9. In the view that we have taken above, it would be unnecessary for us to enter into the question as to whether the attachment had been properly made, but since the question has been discussed before us we would like to express ourselves briefly on the point. Under Section 46 (2) of the Indian Income-Tax Act the Income-Tax Officer may forward to the Collector a certificate under his signature specifying the amount of arrears due from the assessee, and the Collector, on receipt of such certificate, is required to proceed to recover from such assessee the amount specified therein as if it were an arrear of land revenue.
Such certificate seems to have been sent by the income-Tax Officer to the Collector at Fatehgarh. There is on the record a distress Warrant by an Assistant Collector for the attachment of the property of the assessee whose assets were held by the Civil Judge. Under Section 146 of the U. P. Land Revenue Act an arrear of revenue may be recovered by, among other methods, the attachment and sale of the moveable property of the person against whom land revenue is due.
Under Section 149 a Collector may attach and sell the moveable property of a defaulter. Under that provision of law attachment and sale ordered under the section shall have to be made according to the law in force for the time being for the attachment and sale of moveable property under the decree of a Civil Court. Under Section 227 of the Land Revenue Act an Assistant Collector, in charge of a sub-division of a district has power to attach and sell movable property of a defaulter under Section 149 of the Act.
It was in exercise of those powers that the Assistant Collector of the sub-division of Farrukhabad signed the distress warrant. The property to be attached consisted of assets held by the Civil judge. The proper procedure for the attachment of such assets should have been in terms of Order XXI, Rule 52 of the Code of Civil procedure. Under that provision the attachment of such assets were to be made by a notice to the Court or officer who holds the assets requesting that the assets may be held subject to the further orders of that court.
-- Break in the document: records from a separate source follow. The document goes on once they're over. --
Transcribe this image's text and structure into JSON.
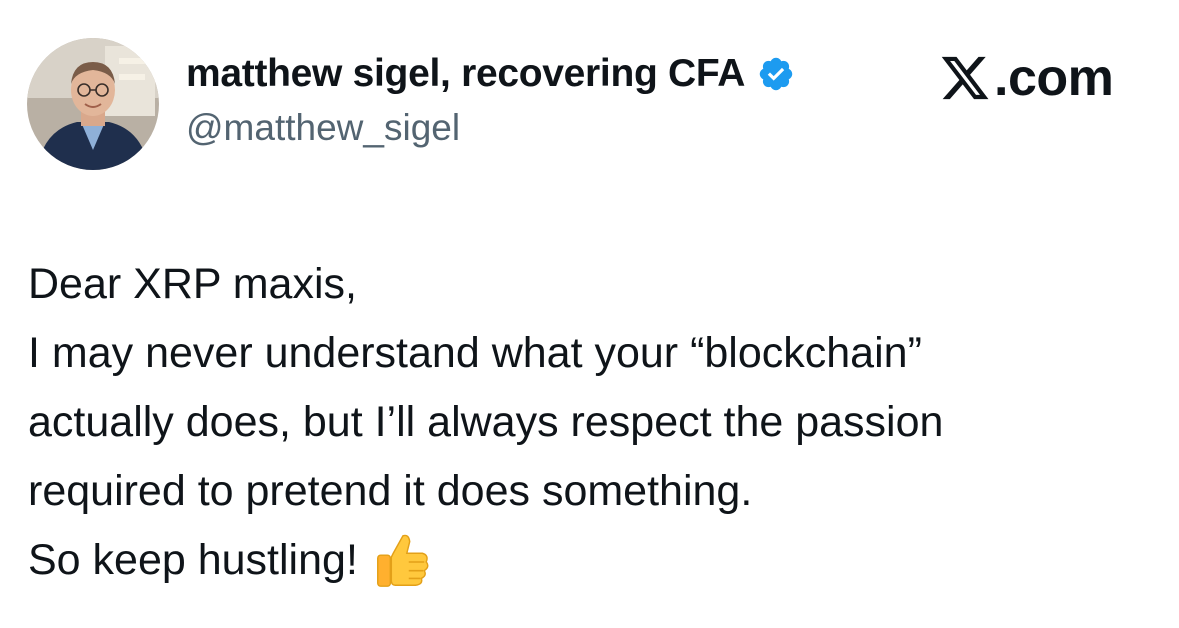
{
  "author": {
    "display_name": "matthew sigel, recovering CFA",
    "handle": "@matthew_sigel",
    "verified_color": "#1d9bf0"
  },
  "brand": {
    "logo_icon": "x-logo-icon",
    "suffix": ".com"
  },
  "tweet": {
    "lines": [
      "Dear XRP maxis,",
      "I may never understand what your “blockchain”",
      "actually does, but I’ll always respect the passion",
      "required to pretend it does something.",
      "So keep hustling!"
    ],
    "emoji_icon": "thumbs-up-icon"
  },
  "colors": {
    "text_primary": "#0f1419",
    "text_secondary": "#536471",
    "emoji": "#ffc83d"
  }
}
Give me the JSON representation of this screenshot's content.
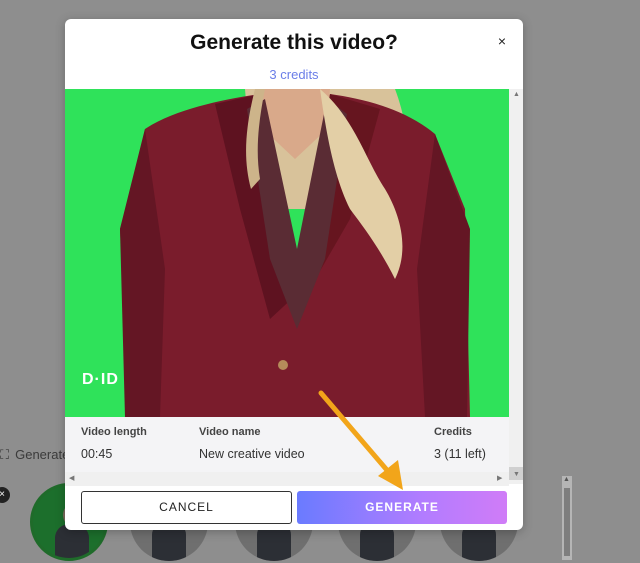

That procedure was not adopted. Instead, an ordinary warrant of attachment without specification of any property, sought to be attached, was signed by the Assistant Collector. That Writ of attachment did not even show as to whom it was addressed. Further, although the form of that attachment provides that the person to whom it is addressed was to make the attachment by a particular date and to report whether the order has been carried out or not by that date, the spaces as to it were all left blank in the writ of attachment.
In addition the warrant did not contain the seal of the court or the signature of the officer by whom it was issued. It is the Assistant Collector, in charge of a Sub-division only and no other officer below that rank who could make the attachment under, Section 149 read with Section 227 of the U. P. Land Revenue Act. Instead the Tahsildar of Farrukhabad sent the distress warrant for attachment of the sum which lay in Court and informed the Civil Judge that after the receipt of the order his man would go to the court to collect it from the Civil Judge's Office.
The learned Civil Judge refused to treat it as a request under Order XXI, Rule 52 of the Code of Civil Procedure, made by a proper officer. There can be no doubt whatsoever that the Assistant Collector moved in an irregular manner and the proceedings in attachment had not been taken in accordance with law.
10. In every view of the matter, we are of opinion that the order of the court below cannot be upheld.
11. We accordingly allow this application set aside the order dated the 20th of May, 1952, passed by the learned District Judge and restore that of the court of the Civil Judge.
12. The applicant shall have his costs from the opposite side.